The Bush team and their congressional allies are in the final stages of jamming a Patriot Act reauthorization act into law.
The reauthorization bill will give the feds new power to suppress Americans’ speech. The Act contains a provision that will empower the Secret Service to forcibly expand the Free Speech Zones that have blighted dissent when the President or any federal big-wig comes to town. The ACLU’s Caroline Fredrickson warns that the provision “would give the Secret Service effective power to enact ‘exclusion zones’ even without the attendance of the president or other Secret Service protectee.”
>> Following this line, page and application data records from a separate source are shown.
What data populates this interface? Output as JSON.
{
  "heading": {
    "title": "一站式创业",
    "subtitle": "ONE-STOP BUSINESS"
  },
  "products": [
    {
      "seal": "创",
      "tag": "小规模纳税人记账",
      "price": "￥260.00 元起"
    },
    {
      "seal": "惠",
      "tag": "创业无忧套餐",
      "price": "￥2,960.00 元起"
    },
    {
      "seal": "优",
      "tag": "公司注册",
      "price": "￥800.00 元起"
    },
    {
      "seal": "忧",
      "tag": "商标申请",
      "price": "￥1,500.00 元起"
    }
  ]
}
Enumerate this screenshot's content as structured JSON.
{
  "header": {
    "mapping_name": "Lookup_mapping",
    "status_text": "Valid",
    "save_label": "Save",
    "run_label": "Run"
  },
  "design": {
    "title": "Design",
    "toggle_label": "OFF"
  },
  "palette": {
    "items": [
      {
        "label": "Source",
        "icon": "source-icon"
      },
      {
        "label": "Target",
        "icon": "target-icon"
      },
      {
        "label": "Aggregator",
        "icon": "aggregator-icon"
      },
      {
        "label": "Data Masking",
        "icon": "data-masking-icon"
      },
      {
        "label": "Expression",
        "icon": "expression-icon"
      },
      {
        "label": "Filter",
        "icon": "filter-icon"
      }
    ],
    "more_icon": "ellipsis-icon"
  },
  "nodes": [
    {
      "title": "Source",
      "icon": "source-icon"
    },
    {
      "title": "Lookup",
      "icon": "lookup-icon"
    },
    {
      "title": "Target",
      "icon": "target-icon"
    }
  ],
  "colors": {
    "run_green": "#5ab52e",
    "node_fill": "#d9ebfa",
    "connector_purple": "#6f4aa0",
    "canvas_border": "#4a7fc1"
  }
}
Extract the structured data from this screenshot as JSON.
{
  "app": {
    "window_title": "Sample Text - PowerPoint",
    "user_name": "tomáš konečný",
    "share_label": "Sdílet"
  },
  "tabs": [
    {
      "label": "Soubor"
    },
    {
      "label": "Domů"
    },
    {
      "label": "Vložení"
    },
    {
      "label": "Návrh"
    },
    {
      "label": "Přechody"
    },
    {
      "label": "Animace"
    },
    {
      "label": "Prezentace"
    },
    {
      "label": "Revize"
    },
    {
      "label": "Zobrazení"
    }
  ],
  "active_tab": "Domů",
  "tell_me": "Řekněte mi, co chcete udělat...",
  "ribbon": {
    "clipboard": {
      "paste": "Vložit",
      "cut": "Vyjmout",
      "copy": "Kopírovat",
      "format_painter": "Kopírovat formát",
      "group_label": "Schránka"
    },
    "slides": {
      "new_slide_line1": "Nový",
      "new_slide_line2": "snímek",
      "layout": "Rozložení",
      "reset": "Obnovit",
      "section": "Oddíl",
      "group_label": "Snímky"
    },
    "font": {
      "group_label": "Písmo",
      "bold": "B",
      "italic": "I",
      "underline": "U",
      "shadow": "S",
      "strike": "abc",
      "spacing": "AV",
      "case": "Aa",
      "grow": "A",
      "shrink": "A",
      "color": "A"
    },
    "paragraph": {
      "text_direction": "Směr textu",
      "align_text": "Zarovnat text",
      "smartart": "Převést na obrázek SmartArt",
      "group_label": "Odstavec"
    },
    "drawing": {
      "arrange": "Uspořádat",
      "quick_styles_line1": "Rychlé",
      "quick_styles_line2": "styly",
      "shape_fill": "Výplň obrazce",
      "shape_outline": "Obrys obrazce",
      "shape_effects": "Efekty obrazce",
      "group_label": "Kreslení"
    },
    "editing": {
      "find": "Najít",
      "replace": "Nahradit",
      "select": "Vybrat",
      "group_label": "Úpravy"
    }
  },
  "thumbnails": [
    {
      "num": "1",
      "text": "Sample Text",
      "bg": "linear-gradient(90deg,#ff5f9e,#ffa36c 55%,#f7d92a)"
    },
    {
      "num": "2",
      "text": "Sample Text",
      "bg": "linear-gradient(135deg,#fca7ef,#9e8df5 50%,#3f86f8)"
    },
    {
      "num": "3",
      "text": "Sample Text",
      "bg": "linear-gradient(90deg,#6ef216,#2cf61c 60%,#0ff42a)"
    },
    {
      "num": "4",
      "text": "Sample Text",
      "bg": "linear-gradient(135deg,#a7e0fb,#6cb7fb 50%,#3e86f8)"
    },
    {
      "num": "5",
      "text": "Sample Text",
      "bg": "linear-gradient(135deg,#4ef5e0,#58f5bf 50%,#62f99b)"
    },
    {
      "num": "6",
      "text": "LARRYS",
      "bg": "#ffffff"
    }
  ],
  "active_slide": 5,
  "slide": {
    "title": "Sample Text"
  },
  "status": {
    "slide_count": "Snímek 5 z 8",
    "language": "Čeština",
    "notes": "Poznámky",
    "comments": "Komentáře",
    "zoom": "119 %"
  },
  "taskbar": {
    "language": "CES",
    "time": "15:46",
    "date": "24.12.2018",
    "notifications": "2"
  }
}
Free Speech Zones have been among the most brazen constitutional abuses of the Bush era. The Secret Service, often working in cahoots with local police, create quarantine zones where no one can wave a sign with a discouraging word about George W. Secret Service agent Brian Marr explained to National Public Radio the rationale for pervasive restrictions: “These individuals may be so involved with trying to shout their support or nonsupport that inadvertently they may walk out into the motorcade route and be injured. And that is really the reason why we set these places up, so we can make sure that they have the right of free speech, but, too, we want to be sure that they are able to go home at the end of the evening and not be injured in any way.”
People still have the right to free speech -as long as no one hears their words or sees their signs. The term “free speech zone” has quickly gone from being an obscenity and near-sneer to becoming formal government policy. This is a sea change in the American political vocabulary — and proof of the pervasive deference to government and politicians in the post-9/11 era.
Free speech zones are a pre-emptive strike against American freedom. It is absurd to presume that no one has the right to get close enough to holler at a politician. If Americans acquiesce to free speech zones, they are unfit for self-government.
The fate of the provision vesting new censorship power in the Secret Service will speak volumes about whether the media and members of Congress have learned anything from the abuses of recent years.